In 1805, the Emperor’s soldiers began to carry out his orders to rid the country of all colonial influence, including the Christian religion. They came to Lavang and murdered thirty of the faithful right at the door of their little shrine. Someone then started a fire at the shrine (not the soldiers, for they were suspicious and had heard of the miracles and were frightened to destroy the church itself.) While the church was lost, some of the wooden furnishings were saved and used in the new brick church which was begun in 1885 and completed in 1900. The popularity and the reputation of the shrine of Our Lady of Lavang grew, and in 1901, the first annual celebration of the Shrine of Our Lady of Lavang took place. The throngs became so great, that the complex had to be enlarged in 1928.

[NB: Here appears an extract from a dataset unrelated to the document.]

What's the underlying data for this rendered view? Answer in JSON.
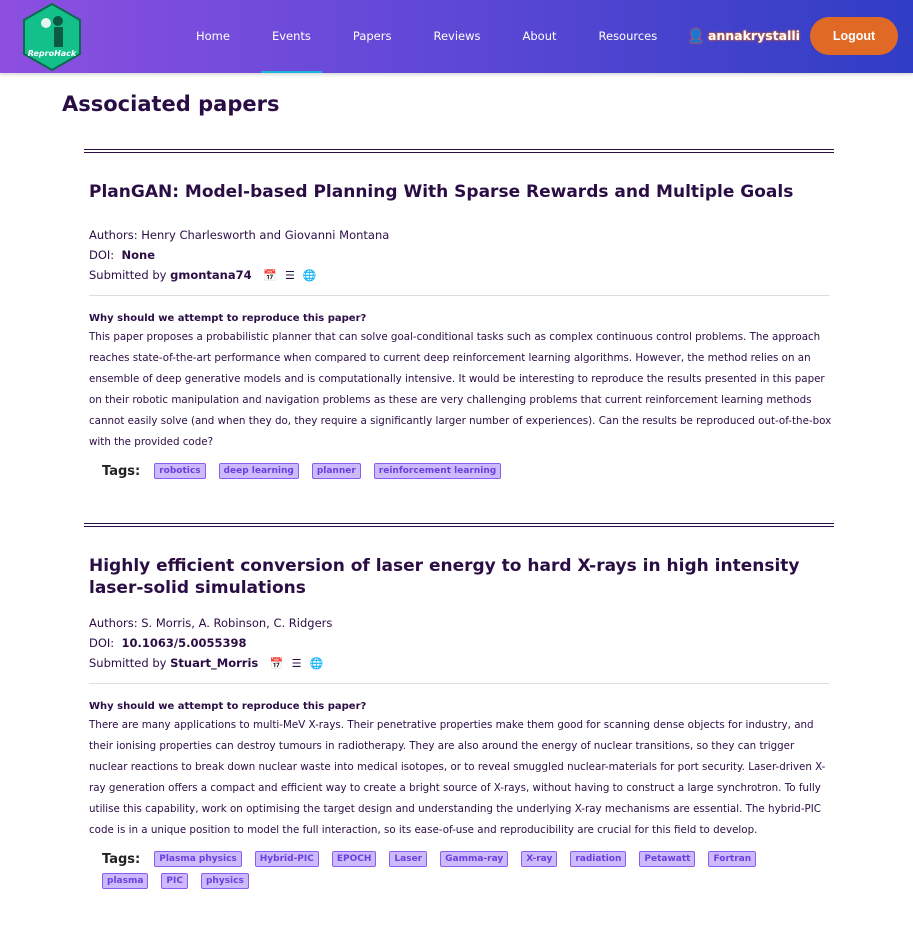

Vietnam has had a history of almost continuous fighting, as we have seen. During World War II, it was a battleground for the Japanese and the French. After that, the French colonial government fought against the Communists – the Viet Cong, resulting in the country being split in 1954 between Communist and non-Communist governments. A million people fled the Communists into the South, and Lavang became a center for pilgrimage. The Vietnamese bishops made the church at Lavang the national shrine of the country in 1961, and in August of that same year Pope John XXIII conferred on the church the title of Minor Basilica. During the long reign of Pope John Paul II, that Holy Father gave many signs of recognition to the Basilica and expressed his affection for the Vietnamese people on a number of occasions. The apparition itself, however, has never been officially approved by the Vatican.

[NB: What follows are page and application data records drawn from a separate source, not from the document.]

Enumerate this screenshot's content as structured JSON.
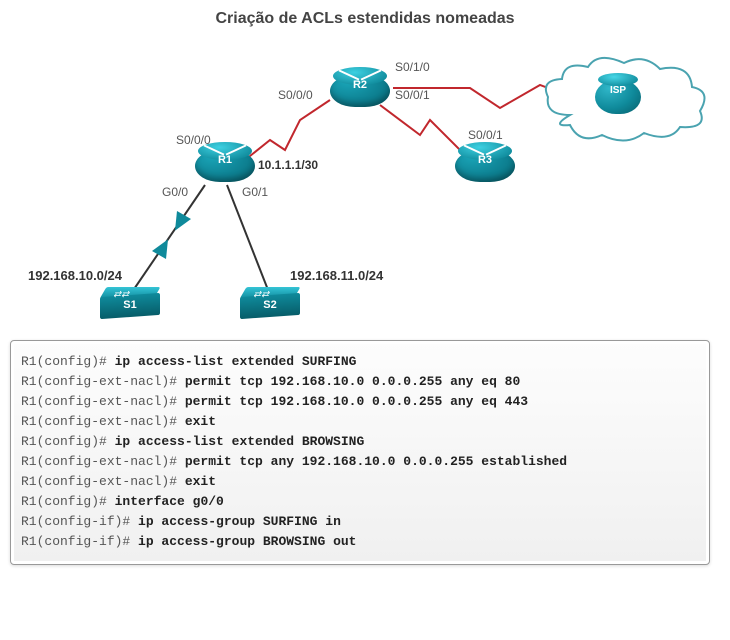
{
  "title": "Criação de ACLs estendidas nomeadas",
  "nodes": {
    "r1": "R1",
    "r2": "R2",
    "r3": "R3",
    "s1": "S1",
    "s2": "S2",
    "isp": "ISP"
  },
  "if_labels": {
    "r1_s000": "S0/0/0",
    "r1_g00": "G0/0",
    "r1_g01": "G0/1",
    "r2_s000": "S0/0/0",
    "r2_s010": "S0/1/0",
    "r2_s001": "S0/0/1",
    "r3_s001": "S0/0/1"
  },
  "addrs": {
    "r1_r2": "10.1.1.1/30",
    "net_s1": "192.168.10.0/24",
    "net_s2": "192.168.11.0/24"
  },
  "cli": [
    {
      "prompt": "R1(config)# ",
      "cmd": "ip access-list extended SURFING"
    },
    {
      "prompt": "R1(config-ext-nacl)# ",
      "cmd": "permit tcp 192.168.10.0 0.0.0.255 any eq 80"
    },
    {
      "prompt": "R1(config-ext-nacl)# ",
      "cmd": "permit tcp 192.168.10.0 0.0.0.255 any eq 443"
    },
    {
      "prompt": "R1(config-ext-nacl)# ",
      "cmd": "exit"
    },
    {
      "prompt": "R1(config)# ",
      "cmd": "ip access-list extended BROWSING"
    },
    {
      "prompt": "R1(config-ext-nacl)# ",
      "cmd": "permit tcp any 192.168.10.0 0.0.0.255 established"
    },
    {
      "prompt": "R1(config-ext-nacl)# ",
      "cmd": "exit"
    },
    {
      "prompt": "R1(config)# ",
      "cmd": "interface g0/0"
    },
    {
      "prompt": "R1(config-if)# ",
      "cmd": "ip access-group SURFING in"
    },
    {
      "prompt": "R1(config-if)# ",
      "cmd": "ip access-group BROWSING out"
    }
  ]
}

Since the American involvement in the Vietnam War of the 1960’s and 1970’s, and the loss of that war, many Vietnamese have fled their homeland and settled in other parts of the world, taking their Faith and their Virgin with them. I have found at least five parishes in the United States named for their national patroness. They are located in far-flung parts of our country – Houston, Texas; Santa Ana, California; Portland, Oregon; Baltimore Maryland; and New Orleans, Louisiana. The website for the large parish of Our Lady of Lavang in New Orleans has a photograph of a beautiful pagoda-like open shrine with the statue of Our Lady of Lavang in the place of honor. The church building was purchased from a Protestant congregation after the neighborhood was flooded during Hurricane Katrina. That entire large area of the city was devastated by the worst hurricane ever to have come into the Gulf Coast. I am informed by the office of Vietnamese Outreach of the Archdiocese of New Orleans that there are five parishes within the archdiocese that cater to the large Vietnamese population of the city.

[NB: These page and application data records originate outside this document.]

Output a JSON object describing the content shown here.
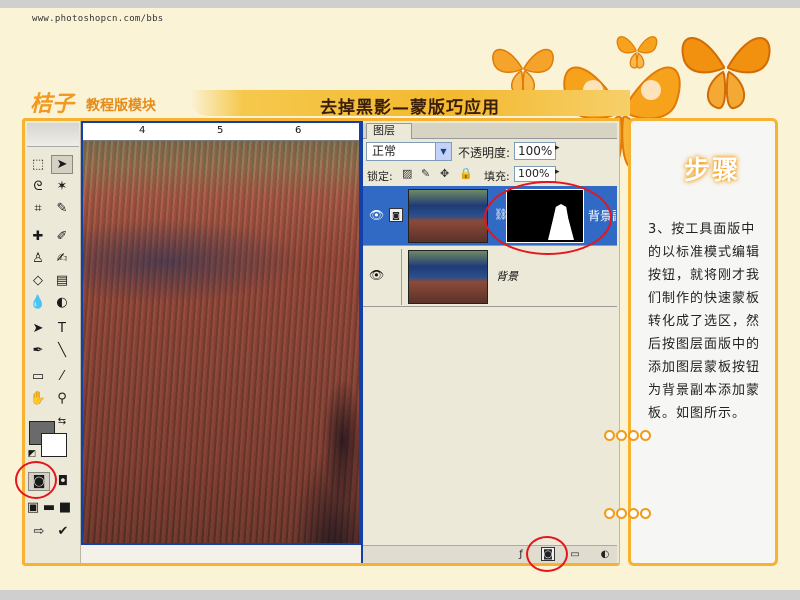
{
  "site": {
    "url": "www.photoshopcn.com/bbs"
  },
  "brand": {
    "title": "桔子",
    "subtitle": "教程版模块"
  },
  "lesson": {
    "title": "去掉黑影—蒙版巧应用"
  },
  "ruler": {
    "ticks": [
      "4",
      "5",
      "6"
    ]
  },
  "layers_panel": {
    "tab_label": "图层",
    "blend_mode": "正常",
    "opacity_label": "不透明度:",
    "opacity_value": "100%",
    "lock_label": "锁定:",
    "fill_label": "填充:",
    "fill_value": "100%",
    "layers": [
      {
        "name": "背景副",
        "selected": true,
        "has_mask": true
      },
      {
        "name": "背景",
        "selected": false,
        "has_mask": false
      }
    ]
  },
  "steps": {
    "header": "步骤",
    "text": "3、按工具面版中的以标准模式编辑按钮，就将刚才我们制作的快速蒙板转化成了选区，然后按图层面版中的添加图层蒙板按钮为背景副本添加蒙板。如图所示。"
  },
  "colors": {
    "accent_orange": "#f7b232",
    "selection_blue": "#316ac5",
    "annotation_red": "#e4161c",
    "foreground_swatch": "#6a6a6a",
    "background_swatch": "#ffffff"
  }
}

The Vietnamese people are hard-working and resilient. They have risen fast on the American scene by dint of the value they place upon education and self-improvement. It is obvious that their devotion to their national patroness has helped to lift themselves to greatness and remain steadfast in their faithfulness to Holy Mother Church.
Our Lady of Lavang, Pray for us!